Alameda Remodel

Photography by Luke and Mallory

This project involved a kitchen and bath remodel of a 1950s home in the Alameda neighborhood of Portland. The house was built by a well known architect of the era, Ken Birkenmeier, and much consideration was taken to modernize the spaces while staying true to the era and original materials.

The kitchen needed some better efficiencies and use of space. Some minor "updates" and changes were made over the years but not with a consistent aesthetic. There was a pass through window to the dining room which still made it feel closed off, and an entire long wall of the kitchen that was empty and unusable due to the very large fixed island. We eliminated the pass through and recentered the opening into the kitchen and carried the oak floors from the rest of the house into the kitchen to open the flow. Instead of the fixed island, we had a custom open kitchen cart built by Ardis Design with locking wheels at the base to keep the space flexible. Cabinetry was added to the perimeter wall and the range and refrigerator were relocated there with an added prep sink.
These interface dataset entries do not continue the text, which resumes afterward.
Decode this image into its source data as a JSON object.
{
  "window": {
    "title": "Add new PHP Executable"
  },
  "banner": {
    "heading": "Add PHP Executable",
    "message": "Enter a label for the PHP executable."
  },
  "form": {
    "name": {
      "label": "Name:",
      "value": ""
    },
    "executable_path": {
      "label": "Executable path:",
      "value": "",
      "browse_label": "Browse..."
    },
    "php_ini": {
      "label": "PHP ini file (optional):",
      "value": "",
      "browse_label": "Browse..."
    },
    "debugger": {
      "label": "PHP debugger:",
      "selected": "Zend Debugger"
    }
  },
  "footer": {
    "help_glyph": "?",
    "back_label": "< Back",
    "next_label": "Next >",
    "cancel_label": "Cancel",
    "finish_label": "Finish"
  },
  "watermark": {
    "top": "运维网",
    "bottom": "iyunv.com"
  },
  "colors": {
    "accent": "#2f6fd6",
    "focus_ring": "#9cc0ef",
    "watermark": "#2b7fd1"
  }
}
We really wanted to keep the original windows and were able to modify one to be narrower to accommodate the new cabinetry, instead of replacing with new. The back door was switched to a dutch door to add ease with entertaining. Quartz countertops were used for durability and the white oak cabinets add warmth and continuity with the rest of the house. 

We completed a full remodel of the master bath, and a minor update of some fixtures and restoration of original tiling and fixtures in a second bath. Original tilework included a lot of teal, subway tile and hexagon mosaic so we kept with that palette in the new master bath. Additionally we expanded the space by a couple feet, swapped the sink and shower locations and added a second vanity faucet and custom cabinetry. To maximize the small space, a trough sink enables a double vanity, the wallmounted toilet allows the countertop space to continue the width of the room, and the curbless, walk-in shower keeps the room feeling open and bright. A hexagon shaped vanity mirror from the original master bathroom, was moved the the second bath, and a custom white oak frame was added.